:: Data listing

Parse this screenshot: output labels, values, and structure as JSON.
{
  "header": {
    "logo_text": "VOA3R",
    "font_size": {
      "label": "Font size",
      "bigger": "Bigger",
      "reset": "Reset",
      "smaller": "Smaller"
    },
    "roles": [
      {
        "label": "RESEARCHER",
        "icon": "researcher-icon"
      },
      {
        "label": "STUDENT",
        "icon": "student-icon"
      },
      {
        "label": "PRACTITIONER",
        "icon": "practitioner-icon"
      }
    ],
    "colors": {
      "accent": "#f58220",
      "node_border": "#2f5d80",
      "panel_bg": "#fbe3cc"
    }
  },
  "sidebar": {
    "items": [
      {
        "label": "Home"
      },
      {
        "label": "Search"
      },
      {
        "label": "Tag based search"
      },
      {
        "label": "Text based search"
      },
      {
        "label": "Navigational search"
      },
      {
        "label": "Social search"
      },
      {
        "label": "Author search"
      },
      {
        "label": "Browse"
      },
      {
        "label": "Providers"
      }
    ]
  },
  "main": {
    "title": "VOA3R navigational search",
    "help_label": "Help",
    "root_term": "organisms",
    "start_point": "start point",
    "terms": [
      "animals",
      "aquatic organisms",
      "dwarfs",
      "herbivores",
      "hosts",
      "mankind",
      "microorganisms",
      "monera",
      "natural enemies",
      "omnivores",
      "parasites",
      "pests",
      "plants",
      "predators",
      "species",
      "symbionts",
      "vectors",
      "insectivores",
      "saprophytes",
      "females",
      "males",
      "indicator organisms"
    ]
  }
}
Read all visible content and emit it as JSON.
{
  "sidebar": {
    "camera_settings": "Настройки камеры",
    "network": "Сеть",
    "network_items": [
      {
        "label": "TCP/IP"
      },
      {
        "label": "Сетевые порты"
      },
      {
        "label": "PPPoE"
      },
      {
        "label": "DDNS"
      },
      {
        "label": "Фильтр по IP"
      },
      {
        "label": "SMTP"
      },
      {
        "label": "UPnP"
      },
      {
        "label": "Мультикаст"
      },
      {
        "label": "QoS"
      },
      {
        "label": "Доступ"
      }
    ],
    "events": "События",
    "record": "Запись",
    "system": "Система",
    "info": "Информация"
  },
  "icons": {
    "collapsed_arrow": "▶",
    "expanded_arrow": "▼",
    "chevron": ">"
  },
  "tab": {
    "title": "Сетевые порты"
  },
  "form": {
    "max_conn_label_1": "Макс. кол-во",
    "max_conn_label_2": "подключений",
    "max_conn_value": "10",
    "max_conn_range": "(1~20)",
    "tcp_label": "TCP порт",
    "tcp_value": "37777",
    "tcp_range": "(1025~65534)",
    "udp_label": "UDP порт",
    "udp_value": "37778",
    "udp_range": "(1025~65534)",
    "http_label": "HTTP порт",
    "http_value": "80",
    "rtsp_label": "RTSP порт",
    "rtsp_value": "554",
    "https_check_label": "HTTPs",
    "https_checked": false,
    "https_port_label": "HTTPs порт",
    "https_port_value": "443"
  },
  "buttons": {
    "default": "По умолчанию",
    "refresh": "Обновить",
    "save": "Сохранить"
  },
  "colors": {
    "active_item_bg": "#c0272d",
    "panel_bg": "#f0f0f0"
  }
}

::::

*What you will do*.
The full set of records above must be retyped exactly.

*Solved exercise*.
Parse this screenshot: output labels, values, and structure as JSON.
{
  "header": {
    "logo_text": "VOA3R",
    "font_size": {
      "label": "Font size",
      "bigger": "Bigger",
      "reset": "Reset",
      "smaller": "Smaller"
    },
    "roles": [
      {
        "label": "RESEARCHER",
        "icon": "researcher-icon"
      },
      {
        "label": "STUDENT",
        "icon": "student-icon"
      },
      {
        "label": "PRACTITIONER",
        "icon": "practitioner-icon"
      }
    ],
    "colors": {
      "accent": "#f58220",
      "node_border": "#2f5d80",
      "panel_bg": "#fbe3cc"
    }
  },
  "sidebar": {
    "items": [
      {
        "label": "Home"
      },
      {
        "label": "Search"
      },
      {
        "label": "Tag based search"
      },
      {
        "label": "Text based search"
      },
      {
        "label": "Navigational search"
      },
      {
        "label": "Social search"
      },
      {
        "label": "Author search"
      },
      {
        "label": "Browse"
      },
      {
        "label": "Providers"
      }
    ]
  },
  "main": {
    "title": "VOA3R navigational search",
    "help_label": "Help",
    "root_term": "organisms",
    "start_point": "start point",
    "terms": [
      "animals",
      "aquatic organisms",
      "dwarfs",
      "herbivores",
      "hosts",
      "mankind",
      "microorganisms",
      "monera",
      "natural enemies",
      "omnivores",
      "parasites",
      "pests",
      "plants",
      "predators",
      "species",
      "symbionts",
      "vectors",
      "insectivores",
      "saprophytes",
      "females",
      "males",
      "indicator organisms"
    ]
  }
}
Read all visible content and emit it as JSON.
{
  "sidebar": {
    "camera_settings": "Настройки камеры",
    "network": "Сеть",
    "network_items": [
      {
        "label": "TCP/IP"
      },
      {
        "label": "Сетевые порты"
      },
      {
        "label": "PPPoE"
      },
      {
        "label": "DDNS"
      },
      {
        "label": "Фильтр по IP"
      },
      {
        "label": "SMTP"
      },
      {
        "label": "UPnP"
      },
      {
        "label": "Мультикаст"
      },
      {
        "label": "QoS"
      },
      {
        "label": "Доступ"
      }
    ],
    "events": "События",
    "record": "Запись",
    "system": "Система",
    "info": "Информация"
  },
  "icons": {
    "collapsed_arrow": "▶",
    "expanded_arrow": "▼",
    "chevron": ">"
  },
  "tab": {
    "title": "Сетевые порты"
  },
  "form": {
    "max_conn_label_1": "Макс. кол-во",
    "max_conn_label_2": "подключений",
    "max_conn_value": "10",
    "max_conn_range": "(1~20)",
    "tcp_label": "TCP порт",
    "tcp_value": "37777",
    "tcp_range": "(1025~65534)",
    "udp_label": "UDP порт",
    "udp_value": "37778",
    "udp_range": "(1025~65534)",
    "http_label": "HTTP порт",
    "http_value": "80",
    "rtsp_label": "RTSP порт",
    "rtsp_value": "554",
    "https_check_label": "HTTPs",
    "https_checked": false,
    "https_port_label": "HTTPs порт",
    "https_port_value": "443"
  },
  "buttons": {
    "default": "По умолчанию",
    "refresh": "Обновить",
    "save": "Сохранить"
  },
  "colors": {
    "active_item_bg": "#c0272d",
    "panel_bg": "#f0f0f0"
  }
}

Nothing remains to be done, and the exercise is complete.